Tunis – Nabil Zaghdoud
As Tunisia basks in the success of its own revolution that eventually spurred the Arab Spring, Tunisian media undergoes a difficult transitional period. In the former regime, the media was controlled by the government, resulting in major issues marginalised.
To reform this sector, and make it a true revolution media, new entities were promoted to reform the defected rules.
Arabstoday met with Kamal Obeidi, head of the National Media Reform Committee, to speak about the latest media reforms in Tunisia.
AT: Can the revolution be successful without establishing a free, impartial and independent media sector?
Obeidi: Revolution can only be completed with free media. Establishment of a free press requires more cooperation between journalists, because the challenges are great, especially because of the existence of former regime agents in state institutions. They hinder the process of reform so as to not lose what they obtained in the past.
AT: Recent appointments in a number of media institutions have raised resentments among journalists, what is the committee viewpoint on that?
Obeidi: We have released an official statement, to express that such decisions are the opposite of what should be happening in a democratic state. What is more surprising, is that these decisions did not stop at administrative positions, but reached editorial posts, reminiscent of the state controlled and censored media.
AT: You had two meetings with the president and the government regarding this subject- what happened?
Obeidi: They were very understanding of the importance of journalists electing their own editors. It was agreed to find effective solutions to the problems of the media sector, especially after the recent appointments. Intensive consultations shall be held between the government and press representatives, to reform Tunisian media.
AT: How do you assess the Tunisian media scene?
Obeidi: We can not deny the positive change, especially on the level of freedom of the press. Red lines that led journalists and human rights activists to prison during Ben Ali regime, have disappeared.
There is a great effort by many journalists to do their job according to professional and ethical standards, but there is a need for more training and skill-development, as a restrained media cannot be totally liberated in a few months.
AT: To what extent has the media answered the anticipation of the public?
Obeidi: Our road is not paved with roses, but it is full of thorns and obstacles that must be removed. Reform requires new legislation, since most public and private institutions were used for furthering agendas by the former regime.
AT: The National Media Reform Committee has provided several proposals to the new government to reform media. Could you tell us some of these proposals?
Obeidi: We can not issue a recommendation only a few months after initiating the committee work. That's why we are meeting with Tunisian and international media experts to write our final report.
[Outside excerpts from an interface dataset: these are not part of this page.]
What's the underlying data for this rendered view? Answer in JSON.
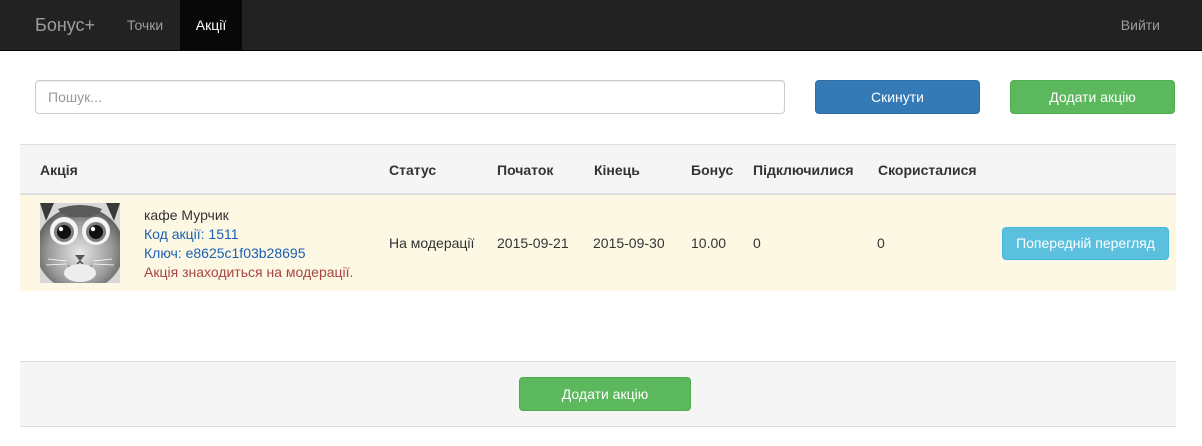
{
  "navbar": {
    "brand": "Бонус+",
    "items": [
      {
        "label": "Точки",
        "active": false
      },
      {
        "label": "Акції",
        "active": true
      }
    ],
    "logout": "Вийти"
  },
  "search": {
    "placeholder": "Пошук...",
    "value": ""
  },
  "toolbar": {
    "reset_label": "Скинути",
    "add_label": "Додати акцію"
  },
  "table": {
    "headers": [
      "Акція",
      "Статус",
      "Початок",
      "Кінець",
      "Бонус",
      "Підключилися",
      "Скористалися"
    ],
    "rows": [
      {
        "image": "cat-photo",
        "name": "кафе Мурчик",
        "code": "Код акції: 1511",
        "key": "Ключ: e8625c1f03b28695",
        "moderation_note": "Акція знаходиться на модерації.",
        "status": "На модерації",
        "start": "2015-09-21",
        "end": "2015-09-30",
        "bonus": "10.00",
        "joined": "0",
        "used": "0",
        "action_label": "Попередній перегляд"
      }
    ]
  },
  "footer": {
    "add_label": "Додати акцію"
  },
  "colors": {
    "navbar": "#222222",
    "primary": "#337ab7",
    "success": "#5cb85c",
    "info": "#5bc0de",
    "warning_row": "#fcf8e3",
    "danger_text": "#a94442"
  }
}
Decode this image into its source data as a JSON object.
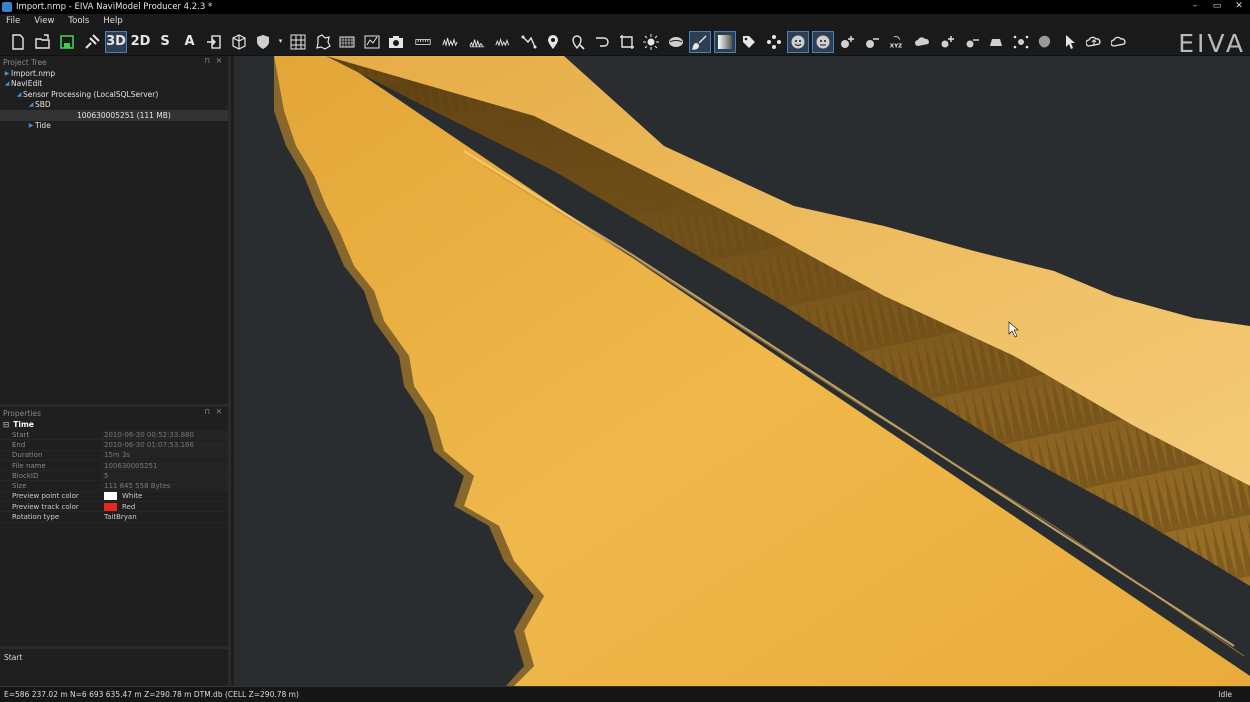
{
  "window": {
    "title": "Import.nmp - EIVA NaviModel Producer 4.2.3 *",
    "controls": [
      "–",
      "▭",
      "✕"
    ]
  },
  "menu": [
    "File",
    "View",
    "Tools",
    "Help"
  ],
  "toolbar": {
    "view_3d": "3D",
    "view_2d": "2D",
    "view_s": "S",
    "view_a": "A",
    "logo": "EIVA"
  },
  "project_tree": {
    "title": "Project Tree",
    "pin": "⊓",
    "close": "✕",
    "items": [
      {
        "label": "Import.nmp",
        "indent": 0,
        "arrow": "▶"
      },
      {
        "label": "NaviEdit",
        "indent": 0,
        "arrow": "◢"
      },
      {
        "label": "Sensor Processing (LocalSQLServer)",
        "indent": 1,
        "arrow": "◢"
      },
      {
        "label": "SBD",
        "indent": 2,
        "arrow": "◢"
      },
      {
        "label": "100630005251 (111 MB)",
        "indent": 3,
        "arrow": "",
        "selected": true
      },
      {
        "label": "Tide",
        "indent": 2,
        "arrow": "▶"
      }
    ]
  },
  "properties": {
    "title": "Properties",
    "pin": "⊓",
    "close": "✕",
    "group": "Time",
    "rows": [
      {
        "key": "Start",
        "value": "2010-06-30 00:52:33.880",
        "enabled": false
      },
      {
        "key": "End",
        "value": "2010-06-30 01:07:53.166",
        "enabled": false
      },
      {
        "key": "Duration",
        "value": "15m 3s",
        "enabled": false
      },
      {
        "key": "File name",
        "value": "100630005251",
        "enabled": false
      },
      {
        "key": "BlockID",
        "value": "5",
        "enabled": false
      },
      {
        "key": "Size",
        "value": "111 845 558 Bytes",
        "enabled": false
      },
      {
        "key": "Preview point color",
        "value": "White",
        "enabled": true,
        "swatch": "#ffffff"
      },
      {
        "key": "Preview track color",
        "value": "Red",
        "enabled": true,
        "swatch": "#e8281e"
      },
      {
        "key": "Rotation type",
        "value": "TaitBryan",
        "enabled": true
      }
    ]
  },
  "description": {
    "text": "Start"
  },
  "status": {
    "coords": "E=586 237.02 m N=6 693 635.47 m Z=290.78 m DTM.db (CELL Z=290.78 m)",
    "state": "Idle"
  },
  "colors": {
    "seabed": "#e8ad3d",
    "seabed_light": "#f0c060",
    "pipeline_wall": "#7d5a1e",
    "background": "#2a2d30"
  }
}
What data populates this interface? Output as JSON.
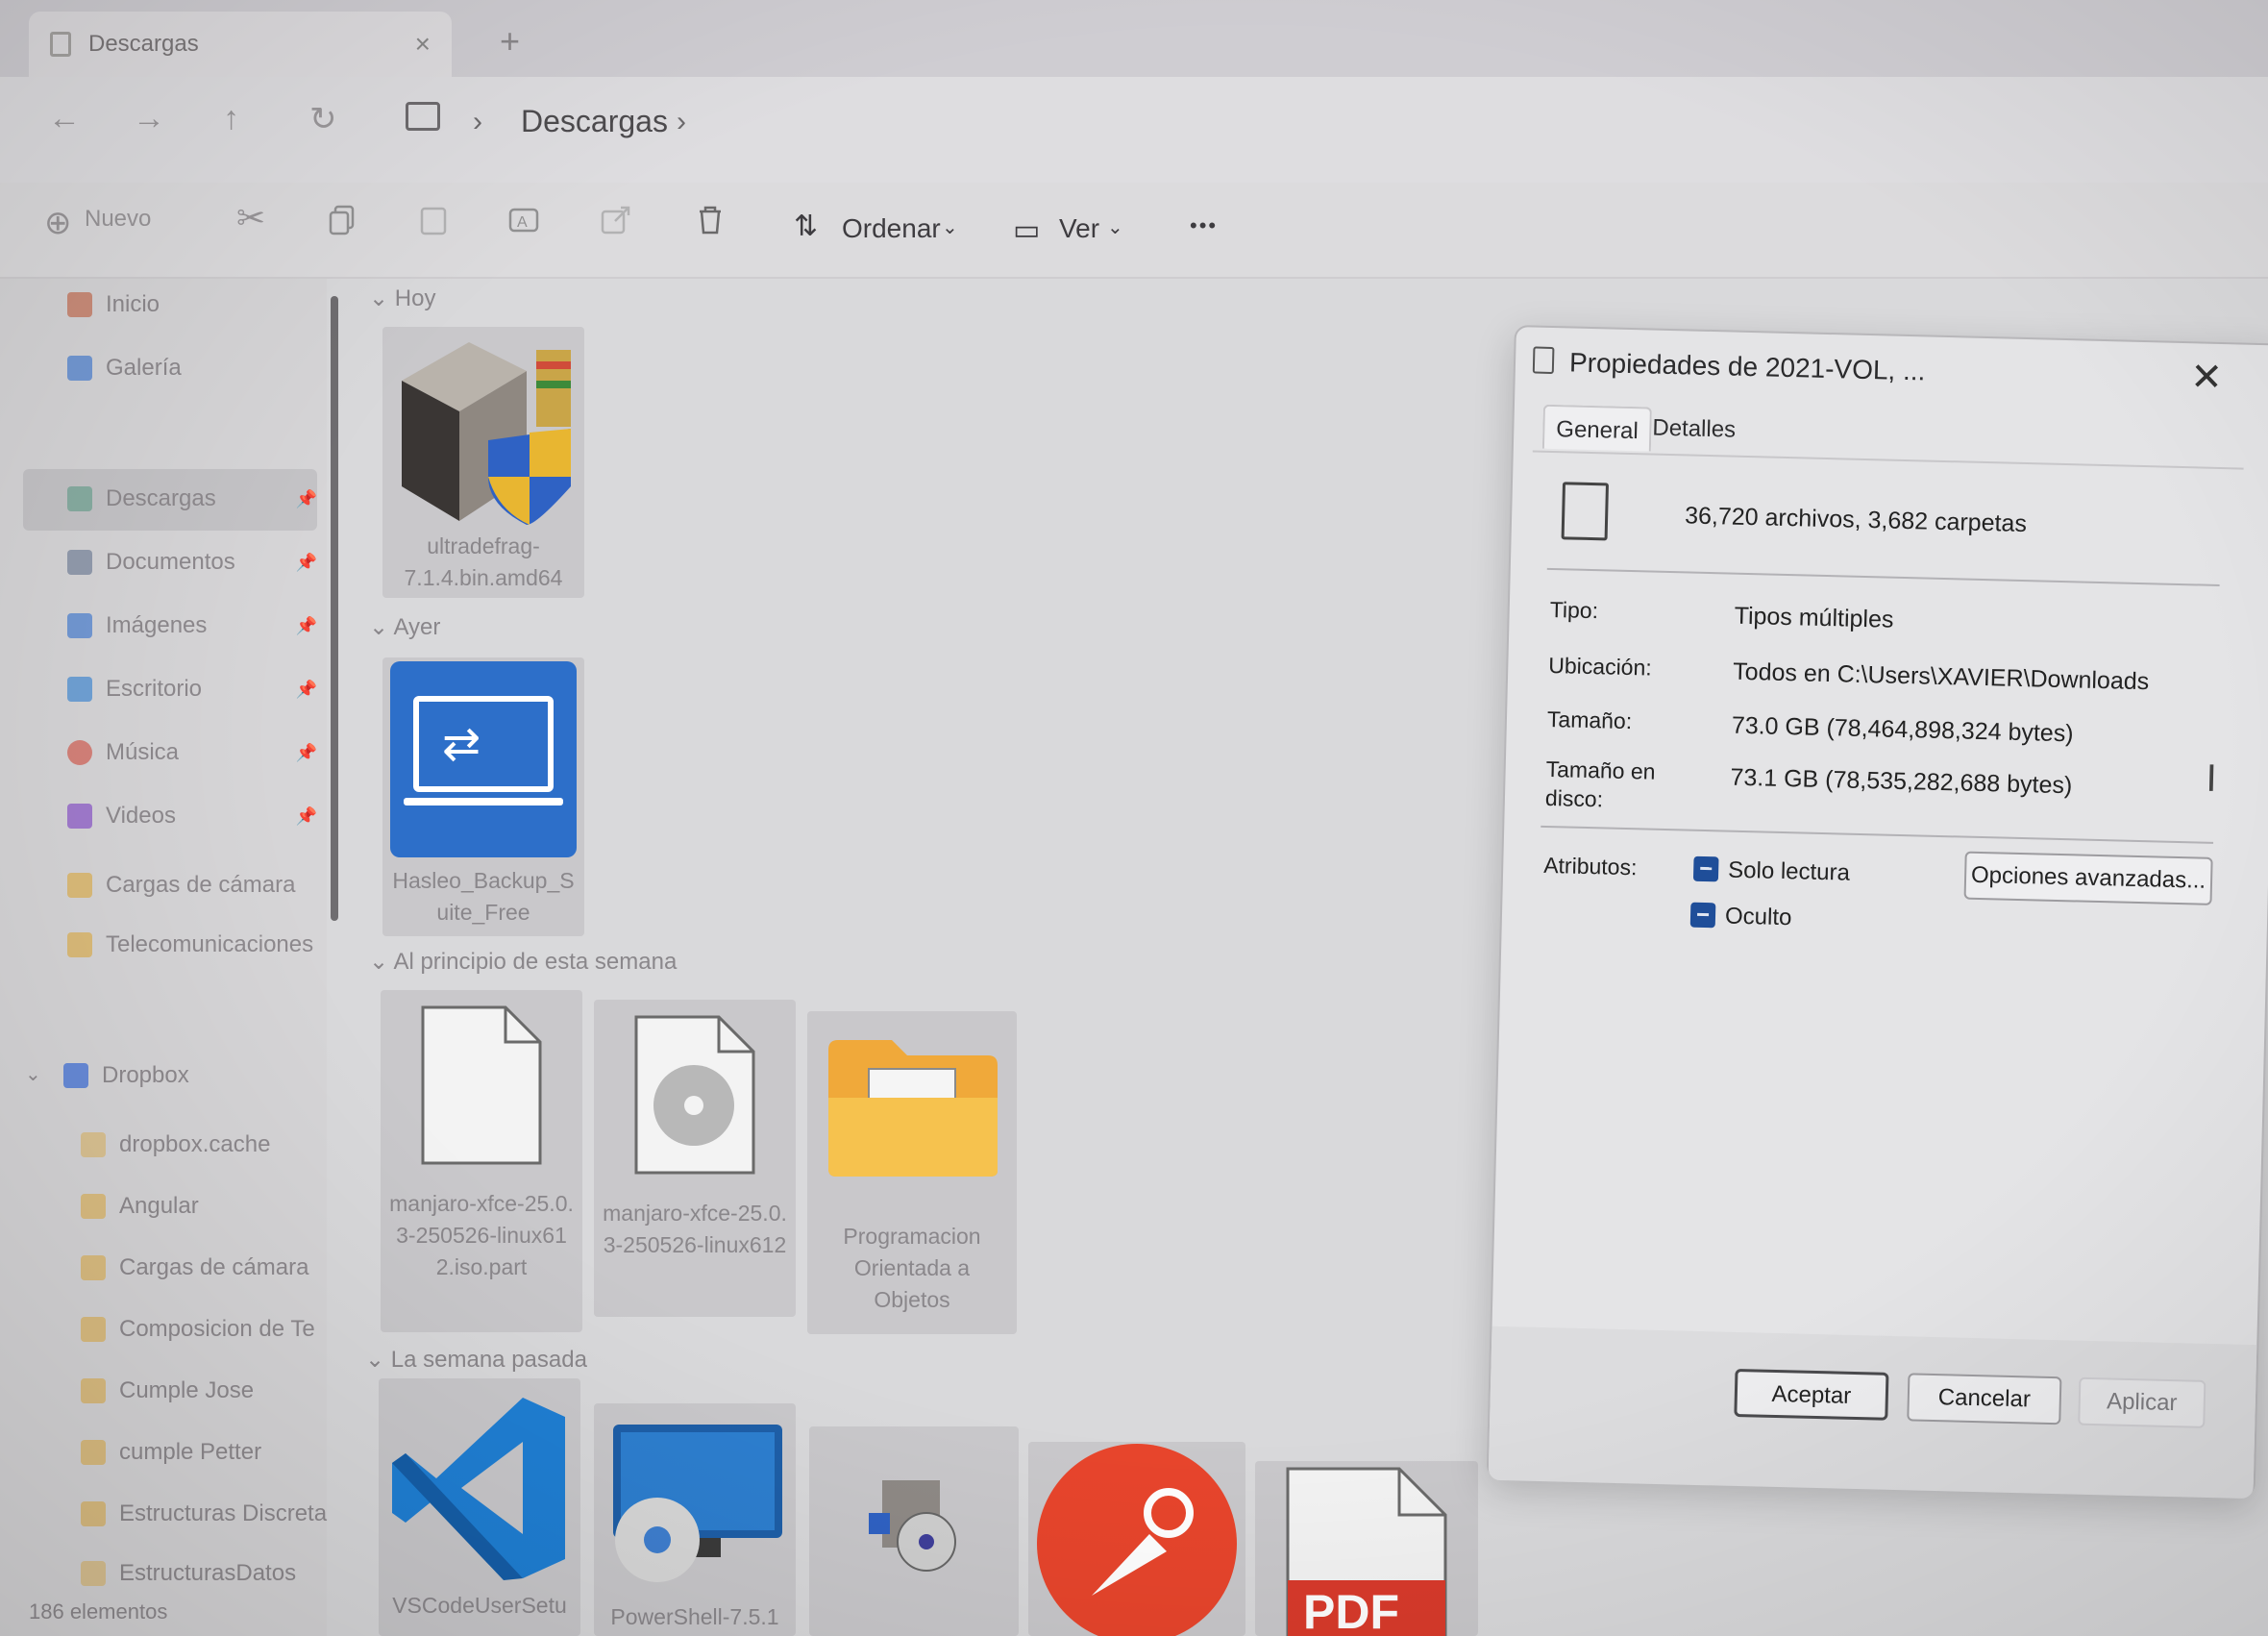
{
  "window": {
    "tab_title": "Descargas",
    "tab_close": "×",
    "new_tab": "+"
  },
  "addressbar": {
    "back": "←",
    "forward": "→",
    "up": "↑",
    "refresh": "↻",
    "separator": "›",
    "location": "Descargas"
  },
  "commandbar": {
    "new_label": "Nuevo",
    "sort_label": "Ordenar",
    "view_label": "Ver",
    "more_label": "•••"
  },
  "sidebar": {
    "items": [
      {
        "label": "Inicio",
        "color": "#c25b3a",
        "pinned": false
      },
      {
        "label": "Galería",
        "color": "#2f6fd1",
        "pinned": false
      },
      {
        "label": "Descargas",
        "color": "#2c8a6a",
        "pinned": true
      },
      {
        "label": "Documentos",
        "color": "#5b6c8a",
        "pinned": true
      },
      {
        "label": "Imágenes",
        "color": "#2f6fd1",
        "pinned": true
      },
      {
        "label": "Escritorio",
        "color": "#2a7fd4",
        "pinned": true
      },
      {
        "label": "Música",
        "color": "#d24a3a",
        "pinned": true
      },
      {
        "label": "Videos",
        "color": "#7b3ec7",
        "pinned": true
      },
      {
        "label": "Cargas de cámara",
        "color": "#e0a62b",
        "pinned": false
      },
      {
        "label": "Telecomunicaciones",
        "color": "#e0a62b",
        "pinned": false
      }
    ],
    "dropbox": {
      "label": "Dropbox",
      "children": [
        "dropbox.cache",
        "Angular",
        "Cargas de cámara",
        "Composicion de Te",
        "Cumple Jose",
        "cumple Petter",
        "Estructuras Discreta",
        "EstructurasDatos"
      ]
    },
    "status": "186 elementos"
  },
  "content": {
    "sections": [
      {
        "title": "Hoy"
      },
      {
        "title": "Ayer"
      },
      {
        "title": "Al principio de esta semana"
      },
      {
        "title": "La semana pasada"
      }
    ],
    "files": {
      "ultradefrag": "ultradefrag-7.1.4.bin.amd64",
      "hasleo": "Hasleo_Backup_Suite_Free",
      "manjaro_part": "manjaro-xfce-25.0.3-250526-linux612.iso.part",
      "manjaro_iso": "manjaro-xfce-25.0.3-250526-linux612",
      "programacion": "Programacion Orientada a Objetos",
      "vscode": "VSCodeUserSetu",
      "powershell": "PowerShell-7.5.1"
    }
  },
  "dialog": {
    "title": "Propiedades de 2021-VOL, ...",
    "close": "✕",
    "tabs": [
      "General",
      "Detalles"
    ],
    "summary": "36,720 archivos, 3,682 carpetas",
    "props": {
      "tipo_label": "Tipo:",
      "tipo_value": "Tipos múltiples",
      "ubicacion_label": "Ubicación:",
      "ubicacion_value": "Todos en C:\\Users\\XAVIER\\Downloads",
      "tamano_label": "Tamaño:",
      "tamano_value": "73.0 GB (78,464,898,324 bytes)",
      "tamano_disco_label": "Tamaño en disco:",
      "tamano_disco_value": "73.1 GB (78,535,282,688 bytes)"
    },
    "attributes": {
      "label": "Atributos:",
      "readonly": "Solo lectura",
      "hidden": "Oculto",
      "advanced": "Opciones avanzadas..."
    },
    "buttons": {
      "ok": "Aceptar",
      "cancel": "Cancelar",
      "apply": "Aplicar"
    }
  },
  "colors": {
    "accent": "#1f4e99",
    "folder": "#f2b53a",
    "pdf_red": "#d93a2b",
    "postman": "#e8452c",
    "vscode_blue": "#1f7fd4"
  }
}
AT: To what extent does your task of reform seem difficult?
Obeidi: This is part of the recommendations to be ready in a few weeks which will shed light on the status of the sector. There are also new laws of freedom of press, publishing audio and televised media that is yet to be issued.
AT: What are the committee's demands?
Obeidi: We are asking for rapid issuance of laws that shall protect the press. The committee is liberal, and keen to ensure the independence of media institutions and reduce the interference of the executive power in media work.